LISTED ENTRIES:
⁂

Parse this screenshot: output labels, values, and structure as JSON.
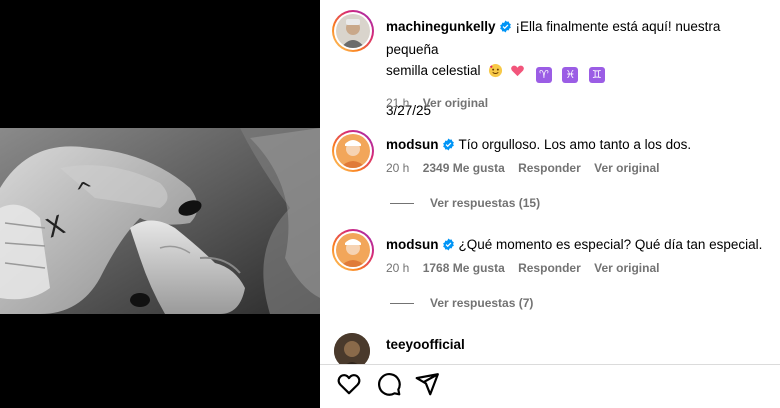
{
  "post": {
    "author": "machinegunkelly",
    "caption": "¡Ella finalmente está aquí! nuestra pequeña semilla celestial",
    "caption_line1": "¡Ella finalmente está aquí! nuestra pequeña",
    "caption_line2": "semilla celestial",
    "date": "3/27/25",
    "time_ago": "21 h",
    "see_original": "Ver original",
    "emojis": [
      "face-with-hearts-emoji",
      "growing-heart-emoji",
      "aries-emoji",
      "pisces-emoji",
      "gemini-emoji"
    ],
    "zodiac_glyphs": [
      "♈",
      "♓",
      "♊"
    ]
  },
  "comments": [
    {
      "user": "modsun",
      "text": "Tío orgulloso. Los amo tanto a los dos.",
      "time_ago": "20 h",
      "likes": "2349 Me gusta",
      "reply": "Responder",
      "see_original": "Ver original",
      "view_replies": "Ver respuestas (15)"
    },
    {
      "user": "modsun",
      "text": "¿Qué momento es especial? Qué día tan especial.",
      "time_ago": "20 h",
      "likes": "1768 Me gusta",
      "reply": "Responder",
      "see_original": "Ver original",
      "view_replies": "Ver respuestas (7)"
    },
    {
      "user": "teeyoofficial"
    }
  ],
  "actions": [
    "heart-icon",
    "comment-icon",
    "share-icon"
  ],
  "colors": {
    "verified": "#0095f6",
    "meta": "#737373",
    "zodiac": "#9b5de5"
  }
}
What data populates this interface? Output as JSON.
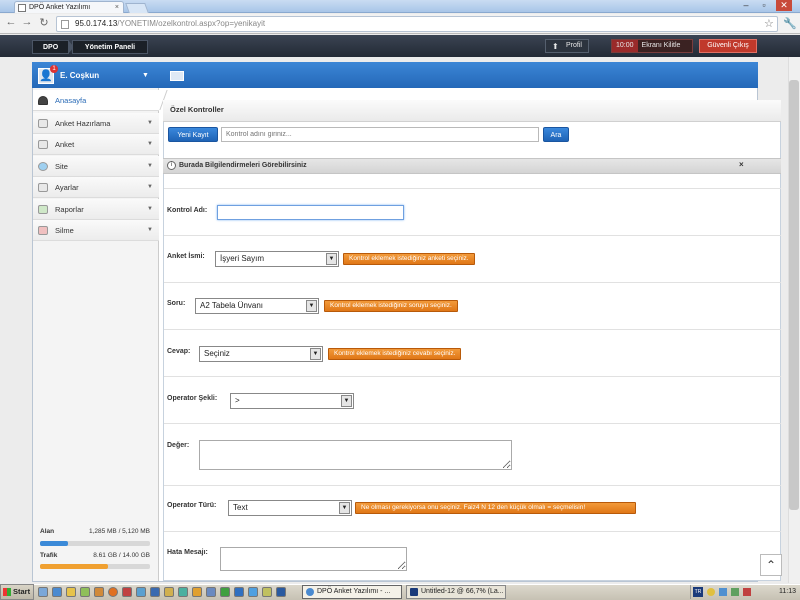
{
  "browser": {
    "tab_title": "DPÖ Anket Yazılımı",
    "tab_close": "×",
    "url_host": "95.0.174.13",
    "url_path": "/YONETIM/ozelkontrol.aspx?op=yenikayit",
    "window_buttons": [
      "–",
      "▫",
      "✕"
    ]
  },
  "appnav": {
    "crumb1": "DPO",
    "crumb2": "Yönetim Paneli",
    "profil": "Profil",
    "lock_time": "10:00",
    "lock_label": "Ekranı Kilitle",
    "logout": "Güvenli Çıkış"
  },
  "user": {
    "name": "E. Coşkun",
    "badge": "1"
  },
  "sidebar": {
    "items": [
      {
        "label": "Anasayfa"
      },
      {
        "label": "Anket Hazırlama"
      },
      {
        "label": "Anket"
      },
      {
        "label": "Site"
      },
      {
        "label": "Ayarlar"
      },
      {
        "label": "Raporlar"
      },
      {
        "label": "Silme"
      }
    ]
  },
  "stats": {
    "alan_label": "Alan",
    "alan_value": "1,285 MB / 5,120 MB",
    "alan_fraction": 0.251,
    "trafik_label": "Trafik",
    "trafik_value": "8.61 GB / 14.00 GB",
    "trafik_fraction": 0.615,
    "alan_color": "#3b8ad8",
    "trafik_color": "#f0a030"
  },
  "panel": {
    "title": "Özel Kontroller",
    "new_button": "Yeni Kayıt",
    "search_placeholder": "Kontrol adını giriniz...",
    "search_button": "Ara",
    "info_text": "Burada Bilgilendirmeleri Görebilirsiniz",
    "info_close": "×"
  },
  "form": {
    "kontrol_adi_label": "Kontrol Adı:",
    "anket_ismi_label": "Anket İsmi:",
    "anket_ismi_value": "İşyeri Sayım",
    "anket_ismi_hint": "Kontrol eklemek istediğiniz anketi seçiniz.",
    "soru_label": "Soru:",
    "soru_value": "A2 Tabela Ünvanı",
    "soru_hint": "Kontrol eklemek istediğiniz soruyu seçiniz.",
    "cevap_label": "Cevap:",
    "cevap_value": "Seçiniz",
    "cevap_hint": "Kontrol eklemek istediğiniz cevabı seçiniz.",
    "operator_sekli_label": "Operator Şekli:",
    "operator_sekli_value": ">",
    "deger_label": "Değer:",
    "operator_turu_label": "Operator Türü:",
    "operator_turu_value": "Text",
    "operator_turu_hint": "Ne olması gerekiyorsa onu seçiniz. Faiz4 N 12 den küçük olmalı = seçmelisin!",
    "hata_mesaji_label": "Hata Mesajı:"
  },
  "taskbar": {
    "start": "Start",
    "task1": "DPÖ Anket Yazılımı - ...",
    "task2": "Untitled-12 @ 66,7% (La...",
    "lang": "TR",
    "clock": "11:13"
  },
  "colors": {
    "accent": "#2a6bb6",
    "hint_orange": "#e07717",
    "logout_red": "#c0392b"
  }
}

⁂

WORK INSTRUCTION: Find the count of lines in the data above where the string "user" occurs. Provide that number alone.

RESPONSE BELOW: 4